(Page and application data records)

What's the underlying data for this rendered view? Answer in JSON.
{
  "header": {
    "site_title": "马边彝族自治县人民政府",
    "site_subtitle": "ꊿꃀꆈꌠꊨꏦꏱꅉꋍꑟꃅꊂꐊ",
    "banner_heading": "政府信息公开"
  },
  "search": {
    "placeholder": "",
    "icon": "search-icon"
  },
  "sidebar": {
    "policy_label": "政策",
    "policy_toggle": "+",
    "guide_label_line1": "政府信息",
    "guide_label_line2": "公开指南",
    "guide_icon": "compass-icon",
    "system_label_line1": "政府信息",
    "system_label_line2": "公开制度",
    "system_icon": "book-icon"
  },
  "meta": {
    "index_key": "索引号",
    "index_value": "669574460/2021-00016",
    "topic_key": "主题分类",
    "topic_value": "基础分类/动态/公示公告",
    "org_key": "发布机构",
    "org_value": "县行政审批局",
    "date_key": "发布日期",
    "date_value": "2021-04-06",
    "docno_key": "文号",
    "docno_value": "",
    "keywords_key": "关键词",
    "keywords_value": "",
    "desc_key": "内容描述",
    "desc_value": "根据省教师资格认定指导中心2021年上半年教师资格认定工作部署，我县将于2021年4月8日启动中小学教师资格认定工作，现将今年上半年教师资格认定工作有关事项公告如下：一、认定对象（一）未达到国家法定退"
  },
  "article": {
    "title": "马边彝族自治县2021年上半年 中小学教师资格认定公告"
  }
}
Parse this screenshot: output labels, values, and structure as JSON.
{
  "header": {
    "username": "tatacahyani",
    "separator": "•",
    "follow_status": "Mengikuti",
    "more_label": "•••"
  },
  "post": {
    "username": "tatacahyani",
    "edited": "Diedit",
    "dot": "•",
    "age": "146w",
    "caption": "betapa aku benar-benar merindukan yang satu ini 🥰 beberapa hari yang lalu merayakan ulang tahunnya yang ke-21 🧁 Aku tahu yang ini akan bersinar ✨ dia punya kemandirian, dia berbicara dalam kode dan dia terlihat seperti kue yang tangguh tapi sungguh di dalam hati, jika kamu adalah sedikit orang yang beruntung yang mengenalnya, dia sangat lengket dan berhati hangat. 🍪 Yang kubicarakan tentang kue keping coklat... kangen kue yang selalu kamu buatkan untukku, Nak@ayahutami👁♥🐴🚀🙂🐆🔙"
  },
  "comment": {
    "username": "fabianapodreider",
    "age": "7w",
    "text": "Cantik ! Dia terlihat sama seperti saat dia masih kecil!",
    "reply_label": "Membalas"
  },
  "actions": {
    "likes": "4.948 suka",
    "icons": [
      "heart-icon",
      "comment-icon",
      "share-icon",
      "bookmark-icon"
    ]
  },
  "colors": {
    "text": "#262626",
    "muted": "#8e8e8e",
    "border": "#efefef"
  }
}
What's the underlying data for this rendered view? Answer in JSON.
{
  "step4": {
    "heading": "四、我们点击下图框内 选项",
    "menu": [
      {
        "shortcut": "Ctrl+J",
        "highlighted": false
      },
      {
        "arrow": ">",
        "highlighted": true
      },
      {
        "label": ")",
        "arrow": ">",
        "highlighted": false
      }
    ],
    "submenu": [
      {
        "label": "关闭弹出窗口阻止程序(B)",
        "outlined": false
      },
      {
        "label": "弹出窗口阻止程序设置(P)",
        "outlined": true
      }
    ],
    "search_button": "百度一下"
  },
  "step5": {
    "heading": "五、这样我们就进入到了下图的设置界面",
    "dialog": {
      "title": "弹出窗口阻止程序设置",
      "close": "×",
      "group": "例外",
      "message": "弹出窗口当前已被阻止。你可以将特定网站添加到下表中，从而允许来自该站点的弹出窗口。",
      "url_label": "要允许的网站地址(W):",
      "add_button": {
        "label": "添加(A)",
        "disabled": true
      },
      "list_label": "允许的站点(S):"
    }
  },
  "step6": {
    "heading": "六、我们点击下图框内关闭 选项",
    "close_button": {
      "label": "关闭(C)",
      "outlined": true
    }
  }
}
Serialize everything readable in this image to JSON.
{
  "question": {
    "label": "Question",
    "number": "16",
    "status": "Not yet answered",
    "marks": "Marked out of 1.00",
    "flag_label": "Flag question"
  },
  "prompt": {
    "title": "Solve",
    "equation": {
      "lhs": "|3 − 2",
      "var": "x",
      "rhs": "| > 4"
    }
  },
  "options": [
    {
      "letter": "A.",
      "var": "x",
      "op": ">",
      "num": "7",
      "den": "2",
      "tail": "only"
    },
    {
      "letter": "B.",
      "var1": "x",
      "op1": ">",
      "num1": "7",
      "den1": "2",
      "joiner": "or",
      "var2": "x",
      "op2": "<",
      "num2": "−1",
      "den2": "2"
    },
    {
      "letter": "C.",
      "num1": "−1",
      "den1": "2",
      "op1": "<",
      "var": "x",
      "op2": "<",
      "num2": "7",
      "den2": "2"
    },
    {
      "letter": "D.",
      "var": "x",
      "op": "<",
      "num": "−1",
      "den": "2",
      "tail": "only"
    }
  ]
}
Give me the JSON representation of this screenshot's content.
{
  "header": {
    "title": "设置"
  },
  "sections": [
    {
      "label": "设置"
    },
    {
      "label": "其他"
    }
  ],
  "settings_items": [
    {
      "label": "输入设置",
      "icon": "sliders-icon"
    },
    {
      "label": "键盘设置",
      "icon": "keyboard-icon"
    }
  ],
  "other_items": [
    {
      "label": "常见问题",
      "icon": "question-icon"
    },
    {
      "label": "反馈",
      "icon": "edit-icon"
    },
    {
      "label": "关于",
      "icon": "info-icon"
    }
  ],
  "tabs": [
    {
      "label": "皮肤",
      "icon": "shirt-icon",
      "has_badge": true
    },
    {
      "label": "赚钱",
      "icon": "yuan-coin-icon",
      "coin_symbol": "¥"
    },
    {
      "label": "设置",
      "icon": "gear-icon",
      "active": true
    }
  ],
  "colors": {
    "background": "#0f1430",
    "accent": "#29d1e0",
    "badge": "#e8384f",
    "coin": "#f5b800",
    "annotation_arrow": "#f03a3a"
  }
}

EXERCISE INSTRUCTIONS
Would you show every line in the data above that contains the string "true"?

FINISHED EXERCISE
        "highlighted": true
        "outlined": true
        "disabled": true
      "outlined": true
      "has_badge": true
      "active": true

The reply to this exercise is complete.